= WHAT YOU WILL DO =
Could you say how many lines in the records include "false"? Please give the number by itself.

(Web page and app entries)
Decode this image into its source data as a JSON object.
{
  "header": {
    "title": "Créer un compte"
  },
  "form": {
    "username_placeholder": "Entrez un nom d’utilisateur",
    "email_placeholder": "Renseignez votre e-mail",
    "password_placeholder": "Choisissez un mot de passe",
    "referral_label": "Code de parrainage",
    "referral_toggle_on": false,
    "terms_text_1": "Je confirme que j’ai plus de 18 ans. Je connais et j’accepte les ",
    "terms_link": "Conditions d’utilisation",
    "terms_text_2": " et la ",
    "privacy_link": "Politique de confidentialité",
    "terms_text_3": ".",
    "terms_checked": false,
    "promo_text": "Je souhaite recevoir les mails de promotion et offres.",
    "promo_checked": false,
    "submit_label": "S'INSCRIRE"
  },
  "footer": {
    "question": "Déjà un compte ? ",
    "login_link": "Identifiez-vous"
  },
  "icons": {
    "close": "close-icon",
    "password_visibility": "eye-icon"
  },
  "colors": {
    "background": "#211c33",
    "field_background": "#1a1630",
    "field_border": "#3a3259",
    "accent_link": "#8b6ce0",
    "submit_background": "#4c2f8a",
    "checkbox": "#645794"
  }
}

= WRITTEN RESPONSE =
3